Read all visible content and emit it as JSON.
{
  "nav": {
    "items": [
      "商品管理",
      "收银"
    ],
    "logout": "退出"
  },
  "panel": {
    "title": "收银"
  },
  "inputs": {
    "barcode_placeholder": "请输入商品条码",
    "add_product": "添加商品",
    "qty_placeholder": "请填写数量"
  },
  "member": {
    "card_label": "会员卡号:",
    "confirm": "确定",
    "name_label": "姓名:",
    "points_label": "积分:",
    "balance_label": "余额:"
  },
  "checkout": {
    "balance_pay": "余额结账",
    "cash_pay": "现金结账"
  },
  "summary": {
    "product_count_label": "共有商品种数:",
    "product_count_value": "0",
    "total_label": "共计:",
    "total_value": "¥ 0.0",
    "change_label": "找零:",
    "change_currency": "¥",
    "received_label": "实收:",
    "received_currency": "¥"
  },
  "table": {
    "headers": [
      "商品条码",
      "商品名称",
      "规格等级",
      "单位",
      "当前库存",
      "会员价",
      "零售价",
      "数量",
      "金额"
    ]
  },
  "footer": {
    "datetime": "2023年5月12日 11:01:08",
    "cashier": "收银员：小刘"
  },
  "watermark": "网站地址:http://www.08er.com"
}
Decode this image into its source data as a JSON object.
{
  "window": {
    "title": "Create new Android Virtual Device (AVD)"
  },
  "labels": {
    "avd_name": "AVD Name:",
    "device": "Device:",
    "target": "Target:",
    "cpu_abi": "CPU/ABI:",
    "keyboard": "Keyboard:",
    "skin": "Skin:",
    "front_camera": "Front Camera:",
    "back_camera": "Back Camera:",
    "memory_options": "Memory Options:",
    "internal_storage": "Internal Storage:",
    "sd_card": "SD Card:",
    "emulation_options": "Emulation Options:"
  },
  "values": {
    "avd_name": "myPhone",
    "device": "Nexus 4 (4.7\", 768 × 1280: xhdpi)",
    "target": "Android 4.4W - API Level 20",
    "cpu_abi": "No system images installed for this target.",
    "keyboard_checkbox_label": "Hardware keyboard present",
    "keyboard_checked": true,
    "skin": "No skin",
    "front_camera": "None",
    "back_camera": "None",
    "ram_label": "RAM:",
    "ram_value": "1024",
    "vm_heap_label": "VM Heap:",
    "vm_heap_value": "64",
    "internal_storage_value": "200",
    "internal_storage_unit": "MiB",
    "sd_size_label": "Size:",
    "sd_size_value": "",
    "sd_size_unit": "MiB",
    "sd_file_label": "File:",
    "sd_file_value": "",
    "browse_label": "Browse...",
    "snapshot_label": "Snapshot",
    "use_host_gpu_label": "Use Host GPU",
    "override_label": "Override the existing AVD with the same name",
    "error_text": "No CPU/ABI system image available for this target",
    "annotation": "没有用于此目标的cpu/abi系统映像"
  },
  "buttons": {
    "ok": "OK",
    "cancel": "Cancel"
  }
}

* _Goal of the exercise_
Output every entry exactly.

* _Problem solution_
Read all visible content and emit it as JSON.
{
  "nav": {
    "items": [
      "商品管理",
      "收银"
    ],
    "logout": "退出"
  },
  "panel": {
    "title": "收银"
  },
  "inputs": {
    "barcode_placeholder": "请输入商品条码",
    "add_product": "添加商品",
    "qty_placeholder": "请填写数量"
  },
  "member": {
    "card_label": "会员卡号:",
    "confirm": "确定",
    "name_label": "姓名:",
    "points_label": "积分:",
    "balance_label": "余额:"
  },
  "checkout": {
    "balance_pay": "余额结账",
    "cash_pay": "现金结账"
  },
  "summary": {
    "product_count_label": "共有商品种数:",
    "product_count_value": "0",
    "total_label": "共计:",
    "total_value": "¥ 0.0",
    "change_label": "找零:",
    "change_currency": "¥",
    "received_label": "实收:",
    "received_currency": "¥"
  },
  "table": {
    "headers": [
      "商品条码",
      "商品名称",
      "规格等级",
      "单位",
      "当前库存",
      "会员价",
      "零售价",
      "数量",
      "金额"
    ]
  },
  "footer": {
    "datetime": "2023年5月12日 11:01:08",
    "cashier": "收银员：小刘"
  },
  "watermark": "网站地址:http://www.08er.com"
}
Decode this image into its source data as a JSON object.
{
  "window": {
    "title": "Create new Android Virtual Device (AVD)"
  },
  "labels": {
    "avd_name": "AVD Name:",
    "device": "Device:",
    "target": "Target:",
    "cpu_abi": "CPU/ABI:",
    "keyboard": "Keyboard:",
    "skin": "Skin:",
    "front_camera": "Front Camera:",
    "back_camera": "Back Camera:",
    "memory_options": "Memory Options:",
    "internal_storage": "Internal Storage:",
    "sd_card": "SD Card:",
    "emulation_options": "Emulation Options:"
  },
  "values": {
    "avd_name": "myPhone",
    "device": "Nexus 4 (4.7\", 768 × 1280: xhdpi)",
    "target": "Android 4.4W - API Level 20",
    "cpu_abi": "No system images installed for this target.",
    "keyboard_checkbox_label": "Hardware keyboard present",
    "keyboard_checked": true,
    "skin": "No skin",
    "front_camera": "None",
    "back_camera": "None",
    "ram_label": "RAM:",
    "ram_value": "1024",
    "vm_heap_label": "VM Heap:",
    "vm_heap_value": "64",
    "internal_storage_value": "200",
    "internal_storage_unit": "MiB",
    "sd_size_label": "Size:",
    "sd_size_value": "",
    "sd_size_unit": "MiB",
    "sd_file_label": "File:",
    "sd_file_value": "",
    "browse_label": "Browse...",
    "snapshot_label": "Snapshot",
    "use_host_gpu_label": "Use Host GPU",
    "override_label": "Override the existing AVD with the same name",
    "error_text": "No CPU/ABI system image available for this target",
    "annotation": "没有用于此目标的cpu/abi系统映像"
  },
  "buttons": {
    "ok": "OK",
    "cancel": "Cancel"
  }
}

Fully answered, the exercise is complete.